The budget lockdown must be lifted to enable the Union to meet its responsibilities and address the needs of European societies (against a backdrop of national budgetary constraint). Moreover, European funding synergies will not alleviate every need. Far from it. Negotiations on the future Multiannual Financial Framework must be reopened after the forthcoming elections. The question of own resources in particular must – at long last – be settled. The time has come to reduce the European budget’s reliance on national contributions, and on negotiations regarding the geographic return of these funds. In short, it’s time the European budget became a joint budget again, used to finance joint policies of high added value to Europe.

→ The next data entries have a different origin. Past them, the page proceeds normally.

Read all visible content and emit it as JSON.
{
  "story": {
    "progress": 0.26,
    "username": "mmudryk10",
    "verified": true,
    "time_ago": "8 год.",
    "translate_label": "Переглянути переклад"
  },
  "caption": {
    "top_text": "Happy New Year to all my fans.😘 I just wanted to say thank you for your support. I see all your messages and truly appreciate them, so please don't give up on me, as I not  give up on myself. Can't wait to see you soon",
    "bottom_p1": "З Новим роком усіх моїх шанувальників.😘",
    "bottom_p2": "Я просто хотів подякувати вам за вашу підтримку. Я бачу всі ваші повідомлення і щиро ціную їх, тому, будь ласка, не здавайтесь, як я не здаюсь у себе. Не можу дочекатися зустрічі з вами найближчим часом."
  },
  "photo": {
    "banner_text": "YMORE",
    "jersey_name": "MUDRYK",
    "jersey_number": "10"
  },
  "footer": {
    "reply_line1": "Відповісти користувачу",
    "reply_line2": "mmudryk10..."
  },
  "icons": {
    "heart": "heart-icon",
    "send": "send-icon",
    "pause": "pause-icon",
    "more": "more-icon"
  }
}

Since the 1980s, economic and social policies have been managed separately in Europe. Economic policy is handled at the European level, and social policy at the national level. This separation is no longer tenable. Instead of fostering cooperation and solidarity between Member States, which Jacques Delors called for consistently, it has prompted rivalry between European societies and their social models, which are in need of substantial modernisation. In addition to this social rivalry (coupled with the “fossilisation” of social protection), there is a lack of economic strategy at the European level, connected with the decline in its forecasting capability.

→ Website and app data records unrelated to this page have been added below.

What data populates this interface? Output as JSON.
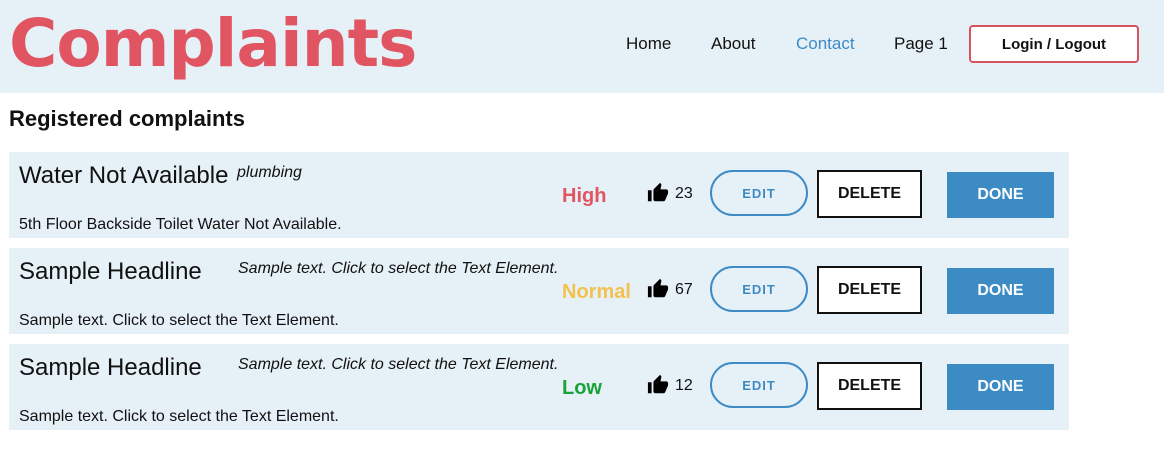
{
  "app": {
    "title": "Complaints"
  },
  "nav": {
    "items": [
      {
        "label": "Home"
      },
      {
        "label": "About"
      },
      {
        "label": "Contact"
      },
      {
        "label": "Page 1"
      }
    ],
    "login_label": "Login / Logout"
  },
  "colors": {
    "brand": "#e05561",
    "accent": "#3d8bc4",
    "high": "#e05561",
    "normal": "#f2c14e",
    "low": "#1aa33a"
  },
  "main": {
    "title": "Registered complaints",
    "complaints": [
      {
        "headline": "Water Not Available",
        "category": "plumbing",
        "description": "5th Floor Backside Toilet Water Not Available.",
        "priority": "High",
        "likes": "23",
        "edit_label": "EDIT",
        "delete_label": "DELETE",
        "done_label": "DONE"
      },
      {
        "headline": "Sample Headline",
        "category": "Sample text. Click to select the Text Element.",
        "description": "Sample text. Click to select the Text Element.",
        "priority": "Normal",
        "likes": "67",
        "edit_label": "EDIT",
        "delete_label": "DELETE",
        "done_label": "DONE"
      },
      {
        "headline": "Sample Headline",
        "category": "Sample text. Click to select the Text Element.",
        "description": "Sample text. Click to select the Text Element.",
        "priority": "Low",
        "likes": "12",
        "edit_label": "EDIT",
        "delete_label": "DELETE",
        "done_label": "DONE"
      }
    ]
  },
  "icons": {
    "like": "thumbs-up-icon"
  }
}
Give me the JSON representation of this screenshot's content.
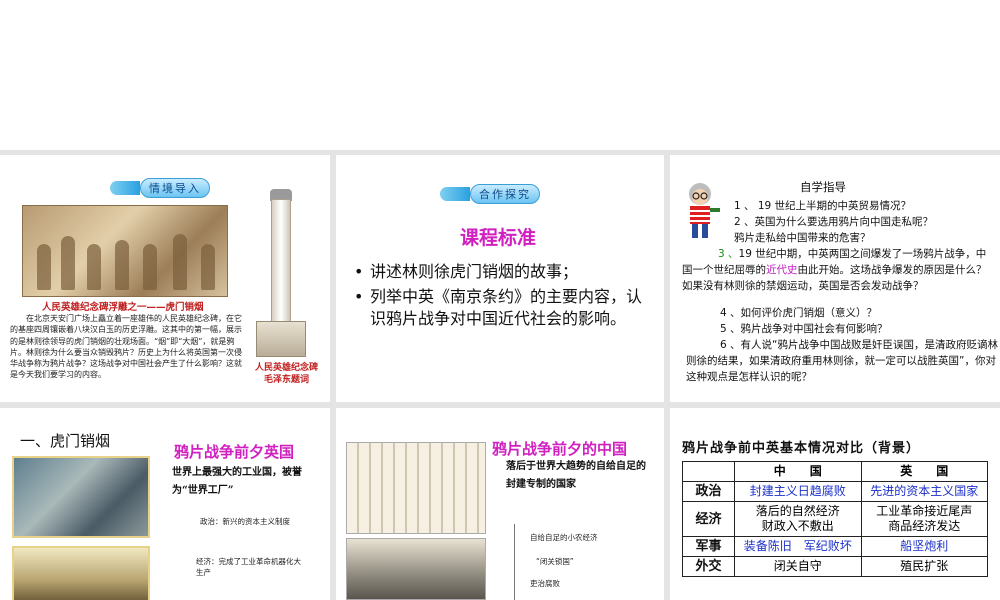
{
  "slide1": {
    "badge": "情境导入",
    "relief_caption": "人民英雄纪念碑浮雕之一——虎门销烟",
    "body": "在北京天安门广场上矗立着一座雄伟的人民英雄纪念碑，在它的基座四周镶嵌着八块汉白玉的历史浮雕。这其中的第一幅，展示的是林则徐领导的虎门销烟的壮观场面。“烟”即“大烟”，就是鸦片。林则徐为什么要当众销毁鸦片？历史上为什么将英国第一次侵华战争称为鸦片战争？这场战争对中国社会产生了什么影响？这就是今天我们要学习的内容。",
    "monument_caption_1": "人民英雄纪念碑",
    "monument_caption_2": "毛泽东题词"
  },
  "slide2": {
    "badge": "合作探究",
    "title": "课程标准",
    "bullets": [
      "讲述林则徐虎门销烟的故事；",
      "列举中英《南京条约》的主要内容，认识鸦片战争对中国近代社会的影响。"
    ]
  },
  "slide3": {
    "title": "自学指导",
    "q1": "1 、 19 世纪上半期的中英贸易情况？",
    "q2": "2 、英国为什么要选用鸦片向中国走私呢？",
    "q2b": "鸦片走私给中国带来的危害？",
    "q3_num": "3 、",
    "q3_a": "19 世纪中期，中英两国之间爆发了一场鸦片战争，中国一个世纪屈辱的",
    "q3_highlight": "近代史",
    "q3_b": "由此开始。这场战争爆发的原因是什么？如果没有林则徐的禁烟运动，英国是否会发动战争？",
    "q4": "4 、如何评价虎门销烟（意义）？",
    "q5": "5 、鸦片战争对中国社会有何影响？",
    "q6": "6 、有人说“鸦片战争中国战败是奸臣误国，是清政府贬谪林则徐的结果，如果清政府重用林则徐，就一定可以战胜英国”，你对这种观点是怎样认识的呢？",
    "colors": {
      "q3_num": "#1a8a1a",
      "highlight": "#c020c0"
    }
  },
  "slide4": {
    "heading": "一、虎门销烟",
    "title": "鸦片战争前夕英国",
    "subtitle": "世界上最强大的工业国，被誉为“世界工厂”",
    "note1": "政治：新兴的资本主义制度",
    "note2": "经济：完成了工业革命机器化大生产"
  },
  "slide5": {
    "title": "鸦片战争前夕的中国",
    "subtitle": "落后于世界大趋势的自给自足的封建专制的国家",
    "note1": "自给自足的小农经济",
    "note2": "“闭关锁国”",
    "note3": "吏治腐败"
  },
  "slide6": {
    "title": "鸦片战争前中英基本情况对比（背景）",
    "col_china": "中　　国",
    "col_britain": "英　　国",
    "rows": [
      {
        "label": "政治",
        "china": "封建主义日趋腐败",
        "britain": "先进的资本主义国家"
      },
      {
        "label": "经济",
        "china": "落后的自然经济\n财政入不敷出",
        "britain": "工业革命接近尾声\n商品经济发达"
      },
      {
        "label": "军事",
        "china": "装备陈旧　军纪败坏",
        "britain": "船坚炮利"
      },
      {
        "label": "外交",
        "china": "闭关自守",
        "britain": "殖民扩张"
      }
    ]
  }
}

Admittedly, Europe is not currently designed to be a 21st-century welfare state. Transposing national models to Europe (to create a European welfare state) is a dangerous idea that is neither feasible nor necessarily appropriate. On the other hand, the European Union has a role to play in building shared public goods that would help European countries to get future ready. Again, long-term investment is a key factor in this. Human investment in education, training, professional transitions and mobility, etc. was glaringly omitted from the Juncker plan. Yet it is prerequisite to the seemingly inevitable restructuring process. Creating a single European labour market would require substantial investment to encourage and support mobility, but also to offset State spending on training for those pursuing their careers elsewhere in Europe.

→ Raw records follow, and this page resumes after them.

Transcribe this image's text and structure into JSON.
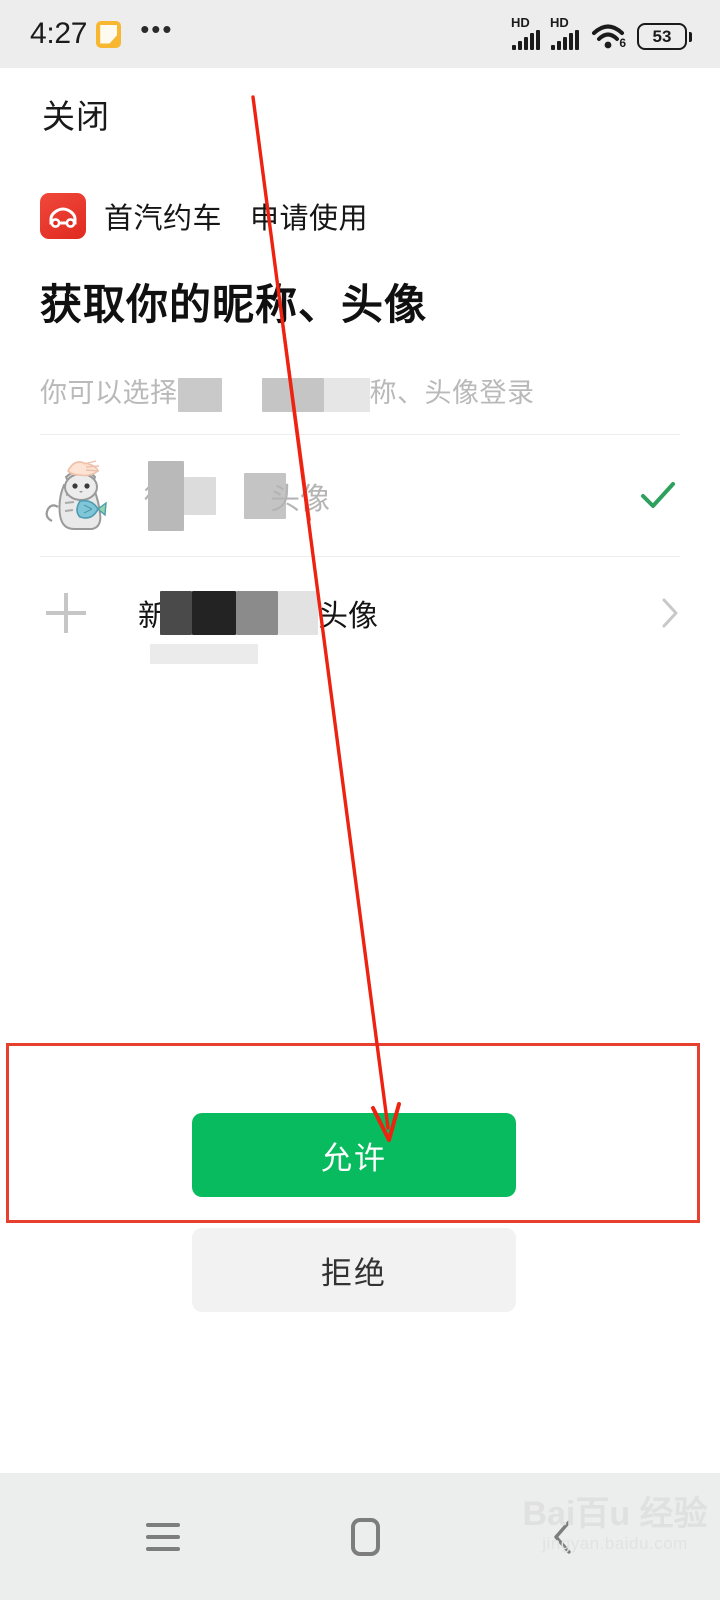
{
  "statusbar": {
    "time": "4:27",
    "note_icon": "note-icon",
    "more_dots": "•••",
    "hd_label_1": "HD",
    "hd_label_2": "HD",
    "wifi_icon": "wifi-icon",
    "wifi_generation": "6",
    "battery_percent": "53"
  },
  "header": {
    "close_label": "关闭"
  },
  "app": {
    "icon_name": "car-app-icon",
    "name": "首汽约车",
    "action": "申请使用"
  },
  "permission": {
    "title": "获取你的昵称、头像",
    "subtitle_prefix": "你可以选择",
    "subtitle_suffix": "称、头像登录"
  },
  "account_row": {
    "avatar_name": "cat-avatar",
    "name_prefix": "微",
    "name_suffix": "头像",
    "selected_icon": "check-icon",
    "selected": true
  },
  "new_avatar_row": {
    "plus_icon": "plus-icon",
    "label_prefix": "新",
    "label_suffix": "头像",
    "chevron_icon": "chevron-right-icon"
  },
  "actions": {
    "allow_label": "允许",
    "reject_label": "拒绝"
  },
  "annotation": {
    "highlight_color": "#e8402f",
    "arrow_color": "#ee2211",
    "target": "allow-button"
  },
  "navbar": {
    "menu_icon": "menu-icon",
    "home_icon": "home-icon",
    "back_icon": "back-icon"
  },
  "watermark": {
    "main": "Bai百u 经验",
    "sub": "jingyan.baidu.com"
  },
  "colors": {
    "brand_green": "#09bb5f",
    "app_red": "#e02a20",
    "status_bg": "#ededed",
    "nav_bg": "#eceded"
  }
}
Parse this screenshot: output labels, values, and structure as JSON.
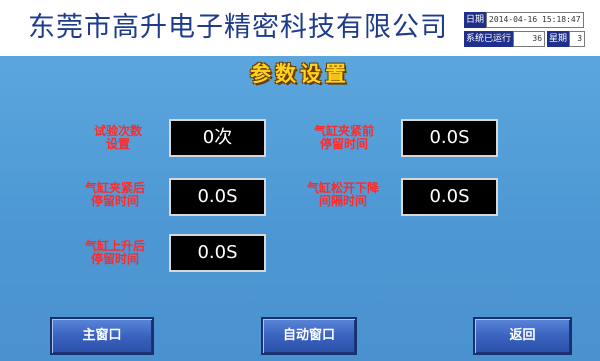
{
  "header": {
    "company": "东莞市高升电子精密科技有限公司",
    "date_label": "日期",
    "datetime": "2014-04-16 15:18:47",
    "runtime_label": "系统已运行",
    "runtime_value": "36",
    "week_label": "星期",
    "week_value": "3"
  },
  "panel": {
    "title": "参数设置",
    "params": [
      {
        "label_line1": "试验次数",
        "label_line2": "设置",
        "value": "0次"
      },
      {
        "label_line1": "气缸夹紧前",
        "label_line2": "停留时间",
        "value": "0.0S"
      },
      {
        "label_line1": "气缸夹紧后",
        "label_line2": "停留时间",
        "value": "0.0S"
      },
      {
        "label_line1": "气缸松开下降",
        "label_line2": "间隔时间",
        "value": "0.0S"
      },
      {
        "label_line1": "气缸上升后",
        "label_line2": "停留时间",
        "value": "0.0S"
      }
    ]
  },
  "buttons": {
    "main": "主窗口",
    "auto": "自动窗口",
    "back": "返回"
  },
  "colors": {
    "company_text": "#1f3c8c",
    "panel_bg": "#4d98d4",
    "title_text": "#ffd21e",
    "label_text": "#ff2a2a",
    "value_bg": "#000000",
    "button_bg": "#3a63c0"
  }
}
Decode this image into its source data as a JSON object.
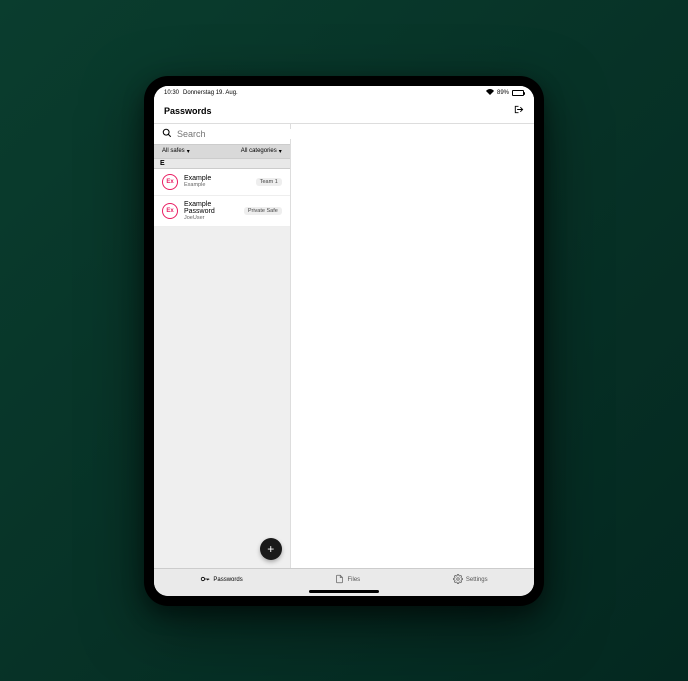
{
  "status": {
    "time": "10:30",
    "date": "Donnerstag 19. Aug.",
    "battery": "89%"
  },
  "nav": {
    "title": "Passwords"
  },
  "search": {
    "placeholder": "Search"
  },
  "filters": {
    "safes": "All safes",
    "categories": "All categories"
  },
  "section": {
    "header": "E"
  },
  "items": [
    {
      "avatar": "Ex",
      "title": "Example",
      "subtitle": "Example",
      "tag": "Team 1"
    },
    {
      "avatar": "Ex",
      "title": "Example Password",
      "subtitle": "JoeUser",
      "tag": "Private Safe"
    }
  ],
  "tabs": {
    "passwords": "Passwords",
    "files": "Files",
    "settings": "Settings"
  }
}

However, the separation between economic and social policies is more broadly rooted in the financialisation of the economy, and is undermining business models. Expansion of the Anglo-Saxon capitalism model and the so-called Chicago school of economic thought – under which businesses belong to their shareholders and short-term Value at Risk (VaR) prevails – has come at the expense of inconsistent Western European models. France, which is gradually moving towards the Anglo-Saxon model, is one of the best examples of this. The various events affecting European economies (resource depletion, population ageing, renewed financialisation of the economy, growing inequality, national self-interest, etc.) are entrenching this trend. We therefore need to develop a European model of capitalism, which provides for the sharing of income and responsibilities between different stakeholders, long-term forecasting, reduced inequality, etc. The idea being to create an environment that is conducive to this type of capitalism, and to long-term forecasting. The plans for a capital markets and investment union are fundamental to the creation of this development model. Again, much remains to be done to ensure that the substantial savings of Europe’s citizens are directed to where they are needed most.